Sunday, March 1, 2015

Variations on the work rhythm

I'm still experimenting with variations in how I approach the work, trying to find the magic combination that will lead to the greatest productivity. I had intended to work at one of the coffee houses today, as I was feeling restless and cooped up earlier, but I also got a much later start on the day than I'd planned, and--today being Sunday--the coffee places would be closing earlier than usual, both of which seemed likely to truncate my work day more than I wanted. I opted instead to work at home, but instead of setting the timer for 45 minute bursts of work, I decided to try something else.

As I'm still (endlessly) chipping away at the critical material, the plan for today was read an article while sitting on the couch. Stand at the living room table to do the write up. Walk around the apartment for 5 minutes. (At first I was going to try to walk for 10 minutes, but I started to go nuts pacing in tiny figure eights--and can only imagine what it sounded like to the downstairs neighbors.) Repeat.

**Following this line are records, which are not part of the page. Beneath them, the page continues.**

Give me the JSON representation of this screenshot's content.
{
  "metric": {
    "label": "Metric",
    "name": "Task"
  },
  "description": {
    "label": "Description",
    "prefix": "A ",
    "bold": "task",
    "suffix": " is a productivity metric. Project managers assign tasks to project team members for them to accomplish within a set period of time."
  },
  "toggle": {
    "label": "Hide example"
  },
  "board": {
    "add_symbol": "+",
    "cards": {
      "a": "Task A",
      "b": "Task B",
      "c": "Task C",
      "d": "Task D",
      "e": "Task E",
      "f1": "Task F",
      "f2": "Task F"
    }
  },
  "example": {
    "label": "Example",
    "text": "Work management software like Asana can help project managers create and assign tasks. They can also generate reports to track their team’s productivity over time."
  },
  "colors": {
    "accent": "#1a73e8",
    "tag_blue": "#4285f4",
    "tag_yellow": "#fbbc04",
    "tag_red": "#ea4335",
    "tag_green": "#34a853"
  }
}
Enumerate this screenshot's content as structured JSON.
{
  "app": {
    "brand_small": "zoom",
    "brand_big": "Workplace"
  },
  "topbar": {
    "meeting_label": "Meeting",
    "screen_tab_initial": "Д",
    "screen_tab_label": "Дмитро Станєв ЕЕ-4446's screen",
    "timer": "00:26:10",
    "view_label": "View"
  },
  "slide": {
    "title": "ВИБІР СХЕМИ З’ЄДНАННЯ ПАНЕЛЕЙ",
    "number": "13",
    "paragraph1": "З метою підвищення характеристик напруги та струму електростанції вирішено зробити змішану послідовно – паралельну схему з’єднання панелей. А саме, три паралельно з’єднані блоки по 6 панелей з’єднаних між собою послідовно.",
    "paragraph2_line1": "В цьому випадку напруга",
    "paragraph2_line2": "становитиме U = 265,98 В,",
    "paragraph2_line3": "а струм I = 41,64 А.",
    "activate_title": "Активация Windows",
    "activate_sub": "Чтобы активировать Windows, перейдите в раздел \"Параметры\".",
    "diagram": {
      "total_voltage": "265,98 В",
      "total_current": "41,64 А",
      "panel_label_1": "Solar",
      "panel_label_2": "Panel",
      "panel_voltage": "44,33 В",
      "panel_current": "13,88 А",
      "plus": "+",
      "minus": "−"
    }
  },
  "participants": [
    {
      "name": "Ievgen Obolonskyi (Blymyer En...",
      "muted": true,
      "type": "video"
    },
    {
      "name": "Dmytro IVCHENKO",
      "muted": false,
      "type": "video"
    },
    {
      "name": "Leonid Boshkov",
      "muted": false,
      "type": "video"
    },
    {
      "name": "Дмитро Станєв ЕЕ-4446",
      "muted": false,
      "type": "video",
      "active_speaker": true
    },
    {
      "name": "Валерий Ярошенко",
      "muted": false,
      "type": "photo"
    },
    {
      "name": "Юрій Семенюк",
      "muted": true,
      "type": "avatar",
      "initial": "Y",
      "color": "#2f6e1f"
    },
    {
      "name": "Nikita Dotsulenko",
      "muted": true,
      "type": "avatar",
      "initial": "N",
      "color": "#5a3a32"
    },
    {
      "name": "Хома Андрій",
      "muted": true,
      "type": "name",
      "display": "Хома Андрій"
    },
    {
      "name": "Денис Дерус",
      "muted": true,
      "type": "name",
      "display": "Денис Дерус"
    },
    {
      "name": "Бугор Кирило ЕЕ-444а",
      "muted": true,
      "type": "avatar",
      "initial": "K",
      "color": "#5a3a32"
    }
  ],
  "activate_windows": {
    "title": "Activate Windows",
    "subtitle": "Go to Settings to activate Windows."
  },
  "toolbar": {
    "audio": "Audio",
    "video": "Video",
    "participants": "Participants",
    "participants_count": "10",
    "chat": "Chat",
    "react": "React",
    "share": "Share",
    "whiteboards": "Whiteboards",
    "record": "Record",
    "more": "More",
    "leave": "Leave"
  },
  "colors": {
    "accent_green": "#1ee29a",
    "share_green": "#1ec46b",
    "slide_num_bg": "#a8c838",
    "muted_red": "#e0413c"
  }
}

I did a few cycles of that, but then my brains started to seize up reading another critical article. Instead of calling a halt to the work, however, I turned my attention to working on another part of the book. I was right in my surmise that I might be able to squeeze out more work that way: I kept going a lot longer than I expected (it's rare but very nice when my expectations are lower than what I actually accomplish). In fact, if I'd been working on a new chapter, instead of adding to/adjusting one I've already been working on, I might have been able to go on even longer.

However, I did make one tactical error: when I started to just write, I forgot to set the timer--and I've been sitting here without moving significantly for far too long. I am about to go for a walk (in the dark, in the snow), but my back is not amused at how it's been treated for the last two hours or so.

Bitching aside, I did run across a place in my writing where I felt, "I really do need to check with Ursula about this." Last time I thought I was in that position, I was delighted to locate something she'd written that answered my question so I didn't have to bother her, but this one I really do need to check in with her. It's minor, but I'm extremely sensitive about what I say about her and her work: she is there, after all, and is literally the authoritative source, so I don't want to make erroneous assumptions if I can get them cleared up.

Contacting her, however, I can't help but think about her age and worry about how she's doing. My impression is that she comes from mighty sturdy stock, but I don't know if she's dealing with any health issues or any of the physical--and therefore mental--difficulties of aging. Certainly the video of her at the National Book Award ceremony shows her perhaps slightly stooped (osteoporosis, I wonder?) but otherwise she looks beautifully vivid and full of calm fire. For all I know, she runs ten miles a day and practices all the most advanced tai-chi moves on a regular basis. I hope so. I don't know her personally (though we've met, briefly, twice), but I feel as much concern and care for her as if I did, because what she has written, how she thinks, has been a powerful force in how my mind has formed. And honestly, part of why it's important to me to get this project not only finished but out there in the world, in some way, is so I can, in essence, publicly honor her and bring others to love her as I do while she's still around to feel how much she matters and to how many.

OK, I'm at risk of getting tremendously maudlin here, but having just watched that National Book Award speech again, I am struck all over by what I admire in her.

And that, I suppose, is a good note to end on, and a warm thought to carry with me into the cold and snowy night.